- Assignment: Copy out each line of the entries below in which the string "label" appears.

____________________

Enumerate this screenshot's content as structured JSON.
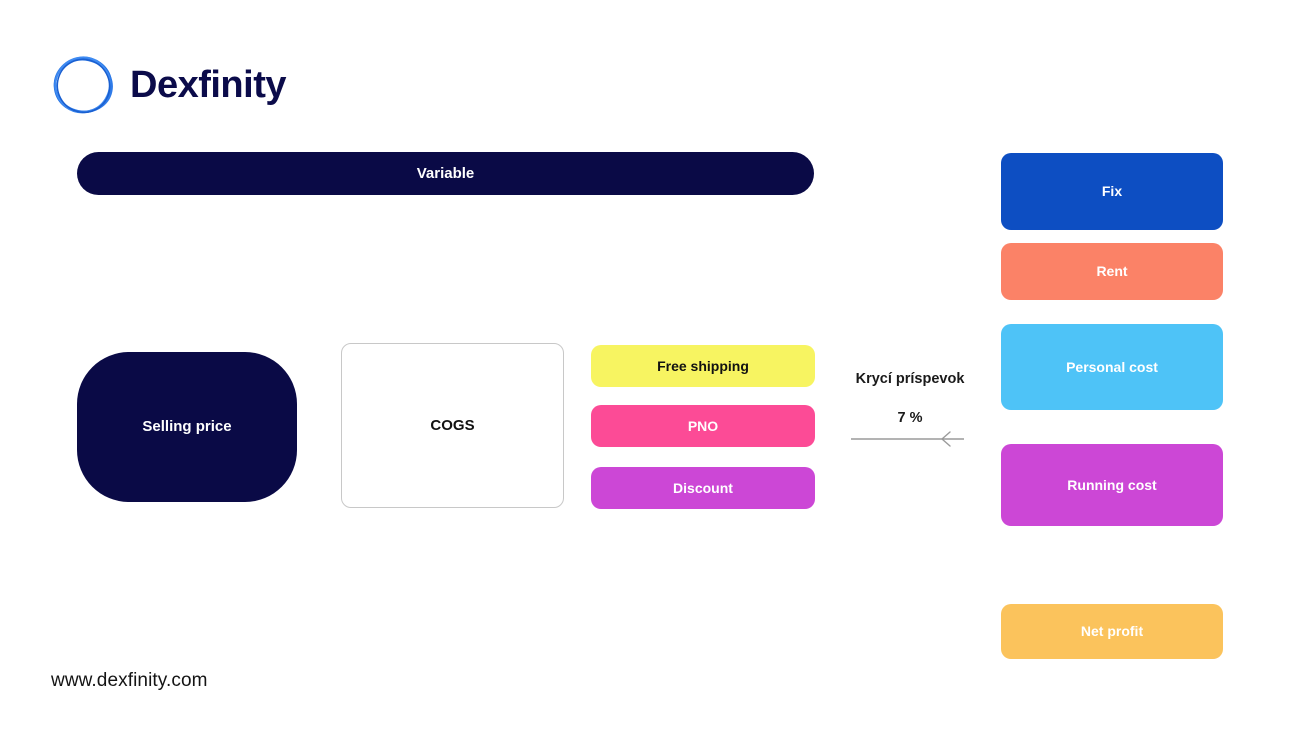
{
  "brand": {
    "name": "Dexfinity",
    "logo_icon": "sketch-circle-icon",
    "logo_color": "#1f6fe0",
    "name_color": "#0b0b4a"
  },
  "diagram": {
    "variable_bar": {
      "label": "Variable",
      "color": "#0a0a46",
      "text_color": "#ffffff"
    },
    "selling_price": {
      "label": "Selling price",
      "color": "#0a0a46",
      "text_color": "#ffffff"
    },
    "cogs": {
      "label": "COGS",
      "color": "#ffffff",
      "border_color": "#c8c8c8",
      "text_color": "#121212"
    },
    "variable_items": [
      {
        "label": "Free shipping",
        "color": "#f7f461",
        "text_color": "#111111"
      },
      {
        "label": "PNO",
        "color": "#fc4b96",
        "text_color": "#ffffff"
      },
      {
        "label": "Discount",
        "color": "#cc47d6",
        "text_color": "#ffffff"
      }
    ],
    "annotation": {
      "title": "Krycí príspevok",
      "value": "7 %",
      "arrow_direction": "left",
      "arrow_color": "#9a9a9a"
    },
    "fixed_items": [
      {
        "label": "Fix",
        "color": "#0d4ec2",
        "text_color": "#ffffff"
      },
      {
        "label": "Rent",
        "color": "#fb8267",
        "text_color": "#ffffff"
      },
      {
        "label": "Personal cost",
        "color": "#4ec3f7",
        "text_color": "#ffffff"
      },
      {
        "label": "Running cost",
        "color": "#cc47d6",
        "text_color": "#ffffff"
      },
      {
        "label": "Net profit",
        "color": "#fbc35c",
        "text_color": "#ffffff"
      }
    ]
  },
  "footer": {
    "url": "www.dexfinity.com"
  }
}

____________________

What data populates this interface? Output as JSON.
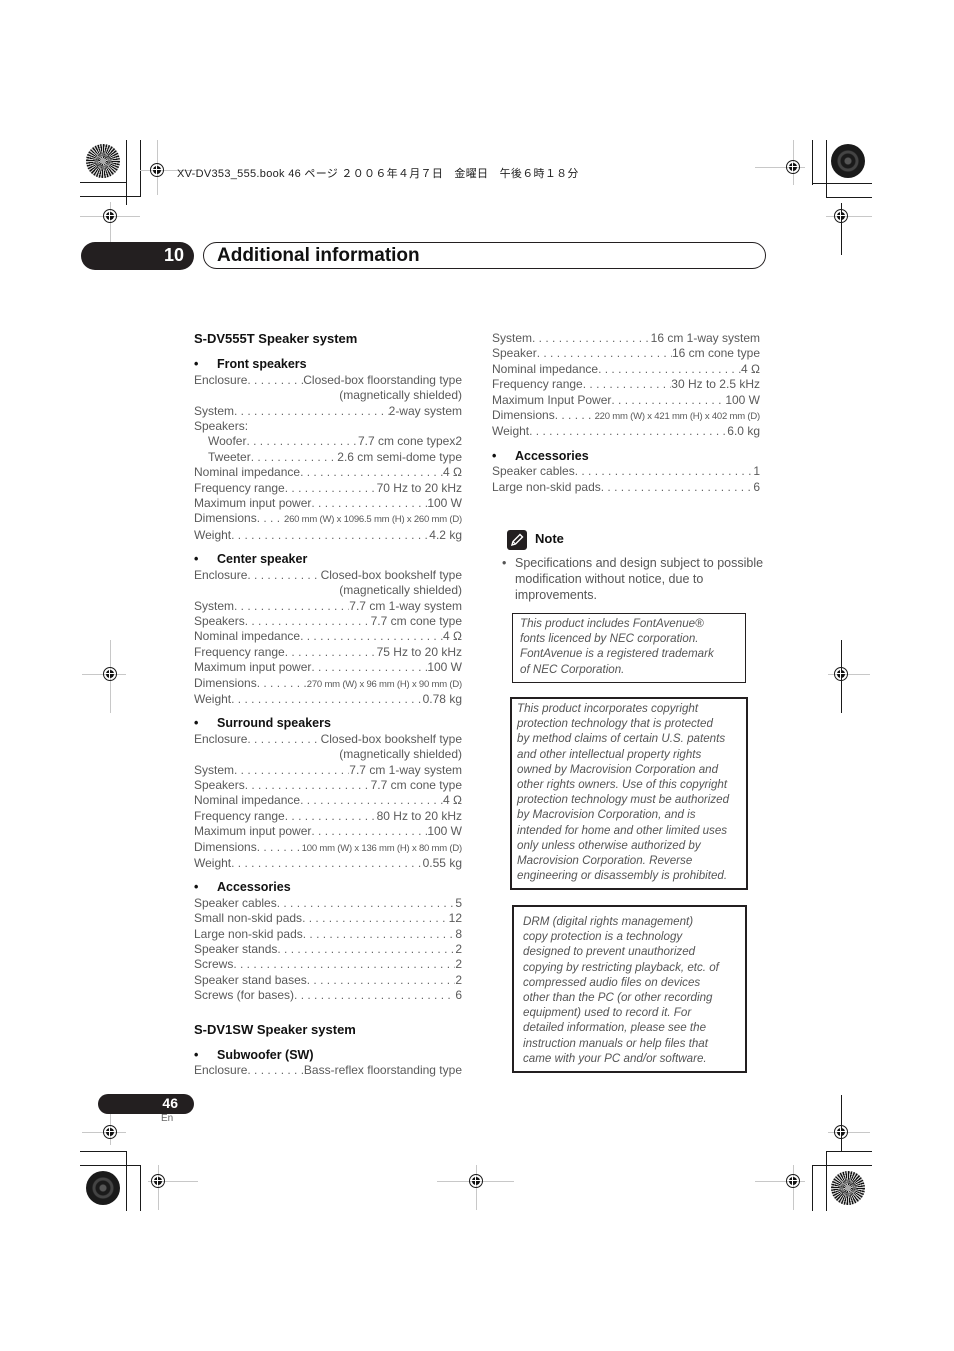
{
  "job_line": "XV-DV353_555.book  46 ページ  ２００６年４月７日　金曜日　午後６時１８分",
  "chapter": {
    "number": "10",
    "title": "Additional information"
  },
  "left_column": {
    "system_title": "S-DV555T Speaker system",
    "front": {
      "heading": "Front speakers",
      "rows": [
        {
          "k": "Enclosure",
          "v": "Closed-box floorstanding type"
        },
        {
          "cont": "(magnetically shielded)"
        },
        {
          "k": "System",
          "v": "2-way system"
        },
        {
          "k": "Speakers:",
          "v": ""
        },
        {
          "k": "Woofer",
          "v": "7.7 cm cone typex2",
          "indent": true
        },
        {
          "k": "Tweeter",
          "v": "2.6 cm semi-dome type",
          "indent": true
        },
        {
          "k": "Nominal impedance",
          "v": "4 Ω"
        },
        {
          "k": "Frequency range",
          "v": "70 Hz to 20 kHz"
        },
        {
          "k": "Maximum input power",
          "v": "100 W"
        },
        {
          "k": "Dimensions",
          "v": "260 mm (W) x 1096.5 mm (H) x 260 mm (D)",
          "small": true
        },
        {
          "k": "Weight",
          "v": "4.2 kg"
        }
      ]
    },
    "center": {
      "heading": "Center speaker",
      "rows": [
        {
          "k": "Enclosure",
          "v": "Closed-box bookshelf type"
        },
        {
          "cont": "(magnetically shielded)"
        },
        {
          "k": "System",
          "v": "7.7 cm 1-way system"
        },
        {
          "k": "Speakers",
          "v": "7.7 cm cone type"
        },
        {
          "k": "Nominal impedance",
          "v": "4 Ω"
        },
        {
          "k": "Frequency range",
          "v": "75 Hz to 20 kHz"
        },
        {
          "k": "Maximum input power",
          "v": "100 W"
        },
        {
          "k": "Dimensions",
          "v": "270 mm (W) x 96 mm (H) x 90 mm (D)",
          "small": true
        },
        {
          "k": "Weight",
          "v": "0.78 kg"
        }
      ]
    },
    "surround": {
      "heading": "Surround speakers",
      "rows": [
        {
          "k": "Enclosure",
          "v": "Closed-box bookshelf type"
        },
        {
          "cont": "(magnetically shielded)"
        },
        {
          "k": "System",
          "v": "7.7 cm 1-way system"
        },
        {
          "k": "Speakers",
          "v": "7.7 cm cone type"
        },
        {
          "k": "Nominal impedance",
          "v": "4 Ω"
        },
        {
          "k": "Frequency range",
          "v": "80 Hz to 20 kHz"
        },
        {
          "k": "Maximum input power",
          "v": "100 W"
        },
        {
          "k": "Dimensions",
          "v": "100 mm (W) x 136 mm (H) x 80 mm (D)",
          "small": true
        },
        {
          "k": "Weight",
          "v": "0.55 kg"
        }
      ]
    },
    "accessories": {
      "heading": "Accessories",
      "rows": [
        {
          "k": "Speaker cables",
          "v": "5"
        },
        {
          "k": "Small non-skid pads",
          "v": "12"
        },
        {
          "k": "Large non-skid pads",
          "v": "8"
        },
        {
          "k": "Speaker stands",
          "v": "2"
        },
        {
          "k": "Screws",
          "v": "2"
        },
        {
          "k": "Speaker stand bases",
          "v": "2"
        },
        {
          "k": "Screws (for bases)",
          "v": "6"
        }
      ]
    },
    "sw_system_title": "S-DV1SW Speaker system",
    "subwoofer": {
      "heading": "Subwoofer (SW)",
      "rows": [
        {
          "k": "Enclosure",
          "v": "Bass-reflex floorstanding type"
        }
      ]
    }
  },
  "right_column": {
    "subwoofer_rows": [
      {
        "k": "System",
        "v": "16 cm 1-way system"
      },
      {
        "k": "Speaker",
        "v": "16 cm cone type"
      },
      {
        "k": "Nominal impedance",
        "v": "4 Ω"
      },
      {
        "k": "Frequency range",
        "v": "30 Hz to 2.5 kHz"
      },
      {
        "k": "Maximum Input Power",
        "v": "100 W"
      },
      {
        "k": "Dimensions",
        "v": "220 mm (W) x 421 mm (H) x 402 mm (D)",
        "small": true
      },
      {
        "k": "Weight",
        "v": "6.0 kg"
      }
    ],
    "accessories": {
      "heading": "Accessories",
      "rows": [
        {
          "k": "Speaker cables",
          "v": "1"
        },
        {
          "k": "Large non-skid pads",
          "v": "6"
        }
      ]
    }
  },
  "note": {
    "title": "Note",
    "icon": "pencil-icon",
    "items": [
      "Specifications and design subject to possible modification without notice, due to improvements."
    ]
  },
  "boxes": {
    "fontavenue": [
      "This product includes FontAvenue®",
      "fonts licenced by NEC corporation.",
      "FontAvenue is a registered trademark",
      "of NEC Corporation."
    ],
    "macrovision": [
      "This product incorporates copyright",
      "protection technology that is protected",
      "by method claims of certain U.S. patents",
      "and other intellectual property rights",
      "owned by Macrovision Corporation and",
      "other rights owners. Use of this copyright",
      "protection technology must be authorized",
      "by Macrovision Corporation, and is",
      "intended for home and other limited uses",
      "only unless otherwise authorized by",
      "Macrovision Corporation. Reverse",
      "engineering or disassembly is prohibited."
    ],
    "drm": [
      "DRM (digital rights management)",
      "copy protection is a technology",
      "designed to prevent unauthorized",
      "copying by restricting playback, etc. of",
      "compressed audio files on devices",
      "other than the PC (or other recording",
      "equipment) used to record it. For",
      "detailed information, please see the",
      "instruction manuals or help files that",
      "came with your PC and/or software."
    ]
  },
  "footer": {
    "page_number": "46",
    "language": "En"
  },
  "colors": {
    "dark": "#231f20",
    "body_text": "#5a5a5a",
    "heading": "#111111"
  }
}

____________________

- Solution to this problem:
      "label": "Variable",
      "label": "Selling price",
      "label": "COGS",
        "label": "Free shipping",
        "label": "PNO",
        "label": "Discount",
        "label": "Fix",
        "label": "Rent",
        "label": "Personal cost",
        "label": "Running cost",
        "label": "Net profit",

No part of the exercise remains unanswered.